### WORK TO BE COMPLETED
Give back only the lines from the one with "Enumerate this screenshot's" through the last line of the data, exactly as they appear.

*** Opening PROVIDED RECORDS ***

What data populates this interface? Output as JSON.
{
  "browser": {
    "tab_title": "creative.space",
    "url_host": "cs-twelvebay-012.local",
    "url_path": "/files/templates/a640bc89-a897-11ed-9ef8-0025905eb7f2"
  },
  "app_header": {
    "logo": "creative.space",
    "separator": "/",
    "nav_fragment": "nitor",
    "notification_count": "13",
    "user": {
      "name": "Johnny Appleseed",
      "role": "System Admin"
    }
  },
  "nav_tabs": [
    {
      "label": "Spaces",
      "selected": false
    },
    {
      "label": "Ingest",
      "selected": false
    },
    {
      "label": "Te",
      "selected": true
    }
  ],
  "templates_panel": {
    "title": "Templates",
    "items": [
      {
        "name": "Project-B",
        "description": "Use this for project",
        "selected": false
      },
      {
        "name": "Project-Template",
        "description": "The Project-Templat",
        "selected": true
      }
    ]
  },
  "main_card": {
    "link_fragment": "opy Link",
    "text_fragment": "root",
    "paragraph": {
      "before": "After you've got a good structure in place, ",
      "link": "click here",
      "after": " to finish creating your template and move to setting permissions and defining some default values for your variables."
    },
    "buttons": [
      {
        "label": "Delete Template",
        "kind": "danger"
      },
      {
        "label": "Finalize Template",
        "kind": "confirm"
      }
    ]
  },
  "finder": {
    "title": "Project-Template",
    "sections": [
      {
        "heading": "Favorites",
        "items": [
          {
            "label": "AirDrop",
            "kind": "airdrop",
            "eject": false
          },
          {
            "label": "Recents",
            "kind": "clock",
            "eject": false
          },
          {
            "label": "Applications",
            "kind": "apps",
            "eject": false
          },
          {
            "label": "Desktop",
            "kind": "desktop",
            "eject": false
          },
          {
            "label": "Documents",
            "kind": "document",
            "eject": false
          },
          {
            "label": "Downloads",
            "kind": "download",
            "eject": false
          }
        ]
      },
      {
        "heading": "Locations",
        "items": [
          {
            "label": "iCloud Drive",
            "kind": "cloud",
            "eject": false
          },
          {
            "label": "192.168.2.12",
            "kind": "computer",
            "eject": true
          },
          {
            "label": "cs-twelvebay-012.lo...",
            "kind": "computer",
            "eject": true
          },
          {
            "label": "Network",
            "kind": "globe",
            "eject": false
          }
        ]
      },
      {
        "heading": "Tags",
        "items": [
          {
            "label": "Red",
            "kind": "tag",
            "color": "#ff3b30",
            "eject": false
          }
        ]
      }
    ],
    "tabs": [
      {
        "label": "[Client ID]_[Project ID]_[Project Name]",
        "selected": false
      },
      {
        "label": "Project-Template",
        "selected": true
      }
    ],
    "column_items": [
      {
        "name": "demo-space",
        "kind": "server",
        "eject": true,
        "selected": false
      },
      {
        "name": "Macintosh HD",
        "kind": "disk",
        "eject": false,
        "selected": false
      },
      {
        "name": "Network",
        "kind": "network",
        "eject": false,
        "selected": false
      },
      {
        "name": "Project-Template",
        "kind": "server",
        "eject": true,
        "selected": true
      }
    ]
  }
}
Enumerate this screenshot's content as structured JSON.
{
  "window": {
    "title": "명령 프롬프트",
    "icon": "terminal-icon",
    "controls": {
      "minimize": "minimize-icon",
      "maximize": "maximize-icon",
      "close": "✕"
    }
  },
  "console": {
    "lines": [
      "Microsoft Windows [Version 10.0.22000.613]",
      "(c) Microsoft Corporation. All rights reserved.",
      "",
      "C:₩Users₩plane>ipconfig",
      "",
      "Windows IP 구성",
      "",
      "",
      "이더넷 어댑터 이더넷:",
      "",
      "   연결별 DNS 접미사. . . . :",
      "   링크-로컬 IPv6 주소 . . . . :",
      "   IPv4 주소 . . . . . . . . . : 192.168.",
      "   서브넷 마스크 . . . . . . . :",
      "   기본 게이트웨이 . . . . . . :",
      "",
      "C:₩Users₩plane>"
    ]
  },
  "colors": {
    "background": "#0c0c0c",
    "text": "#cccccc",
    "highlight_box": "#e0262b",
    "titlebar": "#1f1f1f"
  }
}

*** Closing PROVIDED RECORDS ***

### ANSWER AREA
Enumerate this screenshot's content as structured JSON.
{
  "window": {
    "title": "명령 프롬프트",
    "icon": "terminal-icon",
    "controls": {
      "minimize": "minimize-icon",
      "maximize": "maximize-icon",
      "close": "✕"
    }
  },
  "console": {
    "lines": [
      "Microsoft Windows [Version 10.0.22000.613]",
      "(c) Microsoft Corporation. All rights reserved.",
      "",
      "C:₩Users₩plane>ipconfig",
      "",
      "Windows IP 구성",
      "",
      "",
      "이더넷 어댑터 이더넷:",
      "",
      "   연결별 DNS 접미사. . . . :",
      "   링크-로컬 IPv6 주소 . . . . :",
      "   IPv4 주소 . . . . . . . . . : 192.168.",
      "   서브넷 마스크 . . . . . . . :",
      "   기본 게이트웨이 . . . . . . :",
      "",
      "C:₩Users₩plane>"
    ]
  },
  "colors": {
    "background": "#0c0c0c",
    "text": "#cccccc",
    "highlight_box": "#e0262b",
    "titlebar": "#1f1f1f"
  }
}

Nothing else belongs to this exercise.